## Exercise instructions
Check every line below, and copy those that include "Статистика".

□ □ □ □

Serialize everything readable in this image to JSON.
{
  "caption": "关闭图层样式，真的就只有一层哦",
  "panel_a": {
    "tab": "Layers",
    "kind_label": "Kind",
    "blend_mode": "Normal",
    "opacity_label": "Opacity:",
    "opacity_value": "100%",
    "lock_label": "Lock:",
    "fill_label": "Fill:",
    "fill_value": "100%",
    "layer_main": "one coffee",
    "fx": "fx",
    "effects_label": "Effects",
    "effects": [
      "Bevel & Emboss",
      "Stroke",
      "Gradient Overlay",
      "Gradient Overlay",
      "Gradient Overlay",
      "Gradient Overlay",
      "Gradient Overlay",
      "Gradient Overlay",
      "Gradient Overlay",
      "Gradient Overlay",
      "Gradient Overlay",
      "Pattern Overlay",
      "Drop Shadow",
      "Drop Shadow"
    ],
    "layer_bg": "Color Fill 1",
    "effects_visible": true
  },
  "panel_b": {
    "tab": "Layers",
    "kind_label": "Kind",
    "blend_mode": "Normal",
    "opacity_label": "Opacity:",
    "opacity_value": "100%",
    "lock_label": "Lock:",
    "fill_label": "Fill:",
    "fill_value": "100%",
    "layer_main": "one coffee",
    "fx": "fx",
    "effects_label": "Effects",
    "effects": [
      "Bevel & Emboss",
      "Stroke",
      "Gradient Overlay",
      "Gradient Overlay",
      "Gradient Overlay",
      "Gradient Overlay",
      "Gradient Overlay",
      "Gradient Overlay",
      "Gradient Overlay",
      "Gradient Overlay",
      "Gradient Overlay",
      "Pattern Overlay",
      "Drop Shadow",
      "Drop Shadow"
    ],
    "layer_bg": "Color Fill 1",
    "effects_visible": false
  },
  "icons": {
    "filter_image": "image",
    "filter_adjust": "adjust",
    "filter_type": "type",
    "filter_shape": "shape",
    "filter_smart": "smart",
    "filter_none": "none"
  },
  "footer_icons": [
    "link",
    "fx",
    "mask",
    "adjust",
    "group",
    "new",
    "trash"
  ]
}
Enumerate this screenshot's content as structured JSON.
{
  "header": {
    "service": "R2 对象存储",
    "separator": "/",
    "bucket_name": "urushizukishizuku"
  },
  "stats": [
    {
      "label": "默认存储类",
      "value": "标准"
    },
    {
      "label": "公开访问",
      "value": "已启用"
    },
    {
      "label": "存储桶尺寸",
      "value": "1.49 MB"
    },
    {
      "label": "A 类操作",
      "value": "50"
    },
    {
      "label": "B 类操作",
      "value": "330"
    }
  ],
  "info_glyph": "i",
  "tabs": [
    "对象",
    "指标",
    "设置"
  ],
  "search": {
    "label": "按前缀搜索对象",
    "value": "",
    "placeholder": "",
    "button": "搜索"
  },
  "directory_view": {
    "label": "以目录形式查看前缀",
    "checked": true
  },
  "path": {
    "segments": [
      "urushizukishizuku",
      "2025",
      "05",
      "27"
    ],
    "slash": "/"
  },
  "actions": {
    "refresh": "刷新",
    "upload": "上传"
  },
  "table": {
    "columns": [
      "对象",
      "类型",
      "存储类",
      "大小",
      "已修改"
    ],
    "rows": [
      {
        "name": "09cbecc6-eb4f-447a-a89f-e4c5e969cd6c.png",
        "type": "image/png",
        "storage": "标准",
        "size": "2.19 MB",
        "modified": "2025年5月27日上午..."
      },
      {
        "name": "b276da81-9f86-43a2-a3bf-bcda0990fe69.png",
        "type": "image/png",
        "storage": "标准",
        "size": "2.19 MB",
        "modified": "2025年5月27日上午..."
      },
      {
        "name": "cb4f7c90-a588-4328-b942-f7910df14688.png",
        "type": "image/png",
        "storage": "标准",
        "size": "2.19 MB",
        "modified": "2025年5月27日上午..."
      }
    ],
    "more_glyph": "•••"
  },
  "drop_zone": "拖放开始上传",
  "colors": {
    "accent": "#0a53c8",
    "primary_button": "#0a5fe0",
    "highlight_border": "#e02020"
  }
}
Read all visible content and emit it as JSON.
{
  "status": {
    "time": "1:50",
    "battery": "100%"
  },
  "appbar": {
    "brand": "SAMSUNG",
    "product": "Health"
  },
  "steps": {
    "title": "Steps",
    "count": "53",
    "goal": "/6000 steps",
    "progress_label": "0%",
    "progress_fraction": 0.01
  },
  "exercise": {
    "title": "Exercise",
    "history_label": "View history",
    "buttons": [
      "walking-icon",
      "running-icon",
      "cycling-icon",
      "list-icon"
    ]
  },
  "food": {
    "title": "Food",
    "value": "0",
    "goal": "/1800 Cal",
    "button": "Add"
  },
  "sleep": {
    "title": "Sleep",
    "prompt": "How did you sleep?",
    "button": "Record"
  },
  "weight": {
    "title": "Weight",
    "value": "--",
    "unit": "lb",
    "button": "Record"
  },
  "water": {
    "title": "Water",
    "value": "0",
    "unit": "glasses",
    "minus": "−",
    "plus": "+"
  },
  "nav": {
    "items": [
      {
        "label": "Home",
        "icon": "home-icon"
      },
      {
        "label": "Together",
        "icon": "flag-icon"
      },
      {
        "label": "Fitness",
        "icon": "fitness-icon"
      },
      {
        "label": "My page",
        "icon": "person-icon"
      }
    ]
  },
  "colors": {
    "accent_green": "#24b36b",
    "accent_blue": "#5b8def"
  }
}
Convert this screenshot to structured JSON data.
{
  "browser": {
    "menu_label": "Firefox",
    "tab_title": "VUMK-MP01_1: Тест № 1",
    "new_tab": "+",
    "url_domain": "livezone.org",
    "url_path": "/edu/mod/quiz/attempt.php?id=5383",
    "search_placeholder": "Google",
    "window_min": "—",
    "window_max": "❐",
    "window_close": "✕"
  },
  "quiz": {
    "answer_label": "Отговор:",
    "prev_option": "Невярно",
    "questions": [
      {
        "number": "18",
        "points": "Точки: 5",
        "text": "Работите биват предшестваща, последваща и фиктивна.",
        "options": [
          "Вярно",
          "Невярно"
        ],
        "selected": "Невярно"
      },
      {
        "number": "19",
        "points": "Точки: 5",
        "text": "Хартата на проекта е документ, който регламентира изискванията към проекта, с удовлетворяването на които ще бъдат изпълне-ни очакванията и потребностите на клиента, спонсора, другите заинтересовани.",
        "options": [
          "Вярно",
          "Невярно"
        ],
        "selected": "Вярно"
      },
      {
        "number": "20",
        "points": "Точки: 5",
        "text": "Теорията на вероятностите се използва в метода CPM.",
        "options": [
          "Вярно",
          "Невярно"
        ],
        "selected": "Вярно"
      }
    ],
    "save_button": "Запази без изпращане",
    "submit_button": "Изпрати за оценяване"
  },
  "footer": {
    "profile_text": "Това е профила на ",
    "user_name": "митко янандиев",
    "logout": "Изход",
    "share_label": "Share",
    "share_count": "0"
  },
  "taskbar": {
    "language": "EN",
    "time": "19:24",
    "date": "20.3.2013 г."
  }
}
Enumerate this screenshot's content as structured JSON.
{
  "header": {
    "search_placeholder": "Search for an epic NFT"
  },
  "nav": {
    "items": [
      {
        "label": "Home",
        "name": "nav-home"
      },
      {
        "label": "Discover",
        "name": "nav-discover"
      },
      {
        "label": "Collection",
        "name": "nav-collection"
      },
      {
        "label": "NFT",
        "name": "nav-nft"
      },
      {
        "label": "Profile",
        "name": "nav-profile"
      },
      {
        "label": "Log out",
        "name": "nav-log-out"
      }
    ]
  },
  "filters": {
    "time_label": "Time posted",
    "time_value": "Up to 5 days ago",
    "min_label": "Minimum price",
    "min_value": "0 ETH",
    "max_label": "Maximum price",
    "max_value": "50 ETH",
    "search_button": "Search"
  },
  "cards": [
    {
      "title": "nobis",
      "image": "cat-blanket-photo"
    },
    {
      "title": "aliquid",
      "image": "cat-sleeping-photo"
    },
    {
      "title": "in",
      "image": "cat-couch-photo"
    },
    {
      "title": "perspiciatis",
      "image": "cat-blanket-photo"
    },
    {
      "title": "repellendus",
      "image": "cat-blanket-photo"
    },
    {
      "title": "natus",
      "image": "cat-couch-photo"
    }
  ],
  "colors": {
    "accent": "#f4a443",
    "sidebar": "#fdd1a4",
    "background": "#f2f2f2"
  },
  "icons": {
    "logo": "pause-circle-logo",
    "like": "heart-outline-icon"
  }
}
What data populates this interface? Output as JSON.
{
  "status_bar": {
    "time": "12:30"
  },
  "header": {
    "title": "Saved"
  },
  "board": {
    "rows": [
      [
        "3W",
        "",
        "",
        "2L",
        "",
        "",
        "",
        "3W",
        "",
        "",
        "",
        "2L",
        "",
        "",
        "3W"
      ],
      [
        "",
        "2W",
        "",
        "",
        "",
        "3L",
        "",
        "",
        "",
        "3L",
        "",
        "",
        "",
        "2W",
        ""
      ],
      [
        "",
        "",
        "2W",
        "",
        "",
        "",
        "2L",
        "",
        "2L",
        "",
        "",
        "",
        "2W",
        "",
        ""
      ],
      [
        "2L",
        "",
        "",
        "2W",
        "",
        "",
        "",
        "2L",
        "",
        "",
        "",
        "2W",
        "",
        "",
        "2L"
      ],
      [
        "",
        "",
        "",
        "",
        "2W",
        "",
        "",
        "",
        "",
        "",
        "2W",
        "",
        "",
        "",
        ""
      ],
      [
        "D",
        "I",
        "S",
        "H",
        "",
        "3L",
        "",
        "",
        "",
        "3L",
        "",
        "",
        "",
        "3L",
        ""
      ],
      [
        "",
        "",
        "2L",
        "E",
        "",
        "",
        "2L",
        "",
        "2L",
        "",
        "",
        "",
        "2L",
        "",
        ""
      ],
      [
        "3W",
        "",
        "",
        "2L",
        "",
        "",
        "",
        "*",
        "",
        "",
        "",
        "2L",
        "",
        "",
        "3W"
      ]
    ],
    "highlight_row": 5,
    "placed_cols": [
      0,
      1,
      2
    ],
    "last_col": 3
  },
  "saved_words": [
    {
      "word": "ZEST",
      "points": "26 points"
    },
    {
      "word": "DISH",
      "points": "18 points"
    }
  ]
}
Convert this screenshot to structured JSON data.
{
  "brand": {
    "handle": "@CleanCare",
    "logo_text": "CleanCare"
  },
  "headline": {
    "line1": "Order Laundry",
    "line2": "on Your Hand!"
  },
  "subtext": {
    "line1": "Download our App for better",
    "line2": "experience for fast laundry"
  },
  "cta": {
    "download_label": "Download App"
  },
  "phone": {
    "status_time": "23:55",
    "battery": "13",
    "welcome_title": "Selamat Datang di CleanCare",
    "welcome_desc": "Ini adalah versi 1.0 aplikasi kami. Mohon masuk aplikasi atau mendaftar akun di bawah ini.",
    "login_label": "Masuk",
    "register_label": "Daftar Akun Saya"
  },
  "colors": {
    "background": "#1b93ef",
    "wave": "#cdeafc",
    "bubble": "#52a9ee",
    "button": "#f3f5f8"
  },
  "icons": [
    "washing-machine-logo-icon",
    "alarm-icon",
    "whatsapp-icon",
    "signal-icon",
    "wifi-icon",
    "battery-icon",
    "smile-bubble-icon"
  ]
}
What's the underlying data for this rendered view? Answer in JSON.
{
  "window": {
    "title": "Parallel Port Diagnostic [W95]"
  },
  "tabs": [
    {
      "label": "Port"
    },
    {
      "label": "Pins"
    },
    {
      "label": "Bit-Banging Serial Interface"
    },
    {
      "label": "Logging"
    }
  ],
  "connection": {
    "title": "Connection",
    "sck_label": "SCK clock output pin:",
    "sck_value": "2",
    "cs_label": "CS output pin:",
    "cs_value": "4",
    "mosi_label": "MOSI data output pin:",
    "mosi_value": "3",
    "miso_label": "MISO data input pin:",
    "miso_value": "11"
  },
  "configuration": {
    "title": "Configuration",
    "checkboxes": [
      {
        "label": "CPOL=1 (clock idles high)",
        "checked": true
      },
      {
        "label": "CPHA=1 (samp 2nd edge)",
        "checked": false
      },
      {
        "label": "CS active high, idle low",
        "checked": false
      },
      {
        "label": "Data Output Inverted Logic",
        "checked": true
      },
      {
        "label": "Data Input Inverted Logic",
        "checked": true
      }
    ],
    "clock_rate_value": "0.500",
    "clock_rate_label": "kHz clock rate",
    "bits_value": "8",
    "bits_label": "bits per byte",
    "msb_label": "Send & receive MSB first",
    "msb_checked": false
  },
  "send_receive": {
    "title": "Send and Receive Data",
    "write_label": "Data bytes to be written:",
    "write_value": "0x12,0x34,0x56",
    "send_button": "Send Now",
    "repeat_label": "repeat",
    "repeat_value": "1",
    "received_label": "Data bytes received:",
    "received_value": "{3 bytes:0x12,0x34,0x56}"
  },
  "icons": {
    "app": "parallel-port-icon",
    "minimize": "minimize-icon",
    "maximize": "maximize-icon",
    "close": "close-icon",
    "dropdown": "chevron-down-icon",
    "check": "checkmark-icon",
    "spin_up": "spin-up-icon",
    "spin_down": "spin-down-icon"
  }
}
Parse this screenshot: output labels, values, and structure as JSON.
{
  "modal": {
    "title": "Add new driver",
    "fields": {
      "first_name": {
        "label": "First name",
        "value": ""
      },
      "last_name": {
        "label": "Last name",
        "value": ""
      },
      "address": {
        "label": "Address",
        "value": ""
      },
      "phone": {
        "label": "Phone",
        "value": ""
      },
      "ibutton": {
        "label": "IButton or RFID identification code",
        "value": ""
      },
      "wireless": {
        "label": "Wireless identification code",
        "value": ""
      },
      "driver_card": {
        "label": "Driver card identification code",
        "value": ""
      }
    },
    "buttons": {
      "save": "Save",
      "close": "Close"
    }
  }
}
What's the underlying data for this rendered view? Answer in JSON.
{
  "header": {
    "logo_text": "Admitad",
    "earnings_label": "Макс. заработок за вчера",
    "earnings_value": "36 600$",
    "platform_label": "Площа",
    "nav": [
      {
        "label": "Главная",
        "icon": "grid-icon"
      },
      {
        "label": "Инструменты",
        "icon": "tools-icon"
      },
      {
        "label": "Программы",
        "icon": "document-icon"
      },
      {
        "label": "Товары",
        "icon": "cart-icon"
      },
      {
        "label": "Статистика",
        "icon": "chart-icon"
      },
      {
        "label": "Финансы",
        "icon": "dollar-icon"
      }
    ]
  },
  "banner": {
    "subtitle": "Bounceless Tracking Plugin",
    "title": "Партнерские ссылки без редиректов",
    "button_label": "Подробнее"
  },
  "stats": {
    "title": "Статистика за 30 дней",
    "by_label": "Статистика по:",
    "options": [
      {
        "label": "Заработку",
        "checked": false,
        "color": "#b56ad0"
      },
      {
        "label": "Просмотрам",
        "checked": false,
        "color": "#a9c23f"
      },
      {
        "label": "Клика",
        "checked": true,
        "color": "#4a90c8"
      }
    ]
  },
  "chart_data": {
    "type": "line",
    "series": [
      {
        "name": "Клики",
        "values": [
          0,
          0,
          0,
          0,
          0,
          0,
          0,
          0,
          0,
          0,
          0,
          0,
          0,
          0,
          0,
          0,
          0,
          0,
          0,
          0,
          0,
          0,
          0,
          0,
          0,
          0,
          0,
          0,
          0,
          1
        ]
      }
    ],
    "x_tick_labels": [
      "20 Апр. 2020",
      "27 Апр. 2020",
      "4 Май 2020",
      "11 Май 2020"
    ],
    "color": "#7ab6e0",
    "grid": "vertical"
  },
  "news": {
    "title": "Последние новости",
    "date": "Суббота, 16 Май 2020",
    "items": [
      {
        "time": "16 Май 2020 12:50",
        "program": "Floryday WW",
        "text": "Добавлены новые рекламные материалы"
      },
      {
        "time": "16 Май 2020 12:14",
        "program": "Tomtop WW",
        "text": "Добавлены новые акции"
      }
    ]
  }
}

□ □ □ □

## The answer
        "label": "Статистика",
    "title": "Статистика за 30 дней",
    "by_label": "Статистика по:",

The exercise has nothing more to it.